Before our appetizers, our server brought out two amuse-bouche—chicken liver for my dad and smoked mackerel for me. I didn’t try the chicken liver but the smoked mackerel was delicious, topped with salty roe and served with a garlicky piece of toast.
To start, I ordered the grilled Spanish octopus and my dad got the crispy fried Maine clams. If the pictures of the amuse-bouche didn’t give it away, Craigie’s presentation is amazing. My octopus, a pile of grilled cipollini onions, green olive and lemon salad, and bulgur wheat over a bright yellow spiced artichoke purée, tasted as good as it looked. Charred but still tender and juicy, it was cooked to perfection. The clams were awesome, too. Crispy and lemony, with a kick from pickled peppers and squid ink anchoïade.
For mains, I got the slow-roasted arctic char mi-cuit and my dad went with the special burger. In a word, incredible. My fish was more seared than slow-roasted, hence the “mi-cuit,” lending it a sashimi-like freshness. Peekytoe crab and Jerusalem artichokes balanced the fishy flavor and red quinoa provided a nice crunch.
Now, before you judge my dad for his order, you should know that Craigie’s burger is a Boston sensation. After being written up both locally and nationally, it got so popular that Maws was forced to start ordering meat from other sources that didn’t align with the restaurant’s standards and philosophies. Eventually, he decided to return to the original purveyor and only sell around 20 burgers a night. (We didn’t know any of this when my dad ordered it but, in retrospect, he looks really savvy.) Let’s just say it more than lives up to the hype. A blend of three cuts of beef, suet, bone marrow, and dehydrated miso powder, the patty is an umami explosion. Add to that house-made made ketchup, red wine vinegar pickles, celery root slaw, and thick-cut steak fries and Minetta Tavern‘s Black Label can kiss this burger’s ass.
I was in a major food coma by the time dessert rolled around and forgot to write down what I had but it was basically a mix of brownie, malted milk ice cream, salted peanuts, and chocolate sauce. So, yeah…heaven. It reminded me a lot of my all-time favorite: the sundae at ABC Kitchen. I want both of them again, now.
To say we liked Craigie would be the understatement of the year. Seriously, our meal had my dad whipping out my cell phone during Easter dinner and showing my extended family the pictures. Local, seasonal, and organic food just doesn’t get better than Maws’ French-inspired rustic cooking. My only complaint would be that our service was somewhat lacking.
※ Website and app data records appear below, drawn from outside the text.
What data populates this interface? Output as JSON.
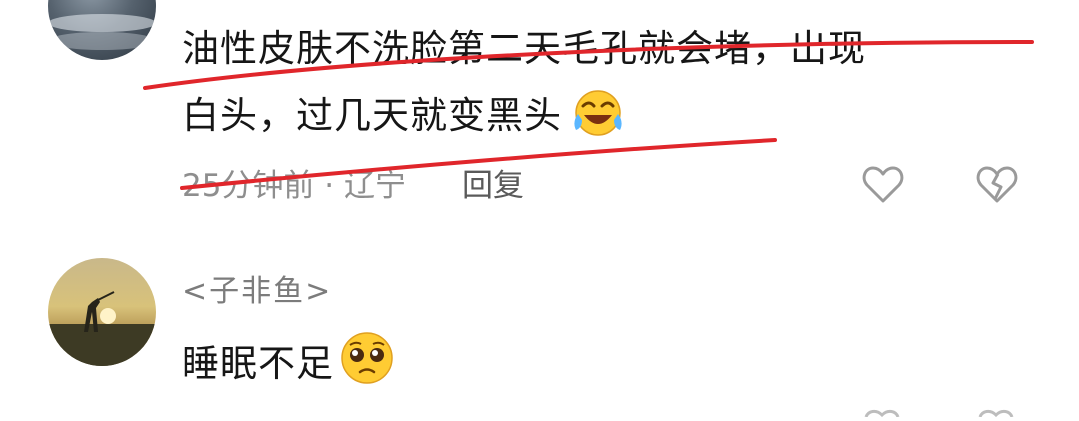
{
  "comments": [
    {
      "line1": "油性皮肤不洗脸第二天毛孔就会堵，出现",
      "line2": "白头，过几天就变黑头",
      "emoji": "laughing-crying-emoji",
      "time_location": "25分钟前 · 辽宁",
      "reply_label": "回复",
      "like_icon": "heart-outline-icon",
      "dislike_icon": "broken-heart-icon"
    },
    {
      "username": "<子非鱼>",
      "text": "睡眠不足",
      "emoji": "pleading-face-emoji"
    }
  ],
  "annotation_color": "#e0262b"
}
While our waiter was friendly and super knowledgable (about the menu as well as craft gins), he kind of forgot about us half-way through our meal and never brought the beer my dad ordered with his burger, despite the fact that he recommended it and we reminded him…twice. He was very apologetic, giving us our first round and my dessert for free, but that shouldn’t happen at a restaurant of this caliber. Maybe the service is better in the dining room?
Still, that wasn’t enough to taint this place for me. Even I, a jaded New Yorker, couldn’t get enough. I’ll be back next time I’m home.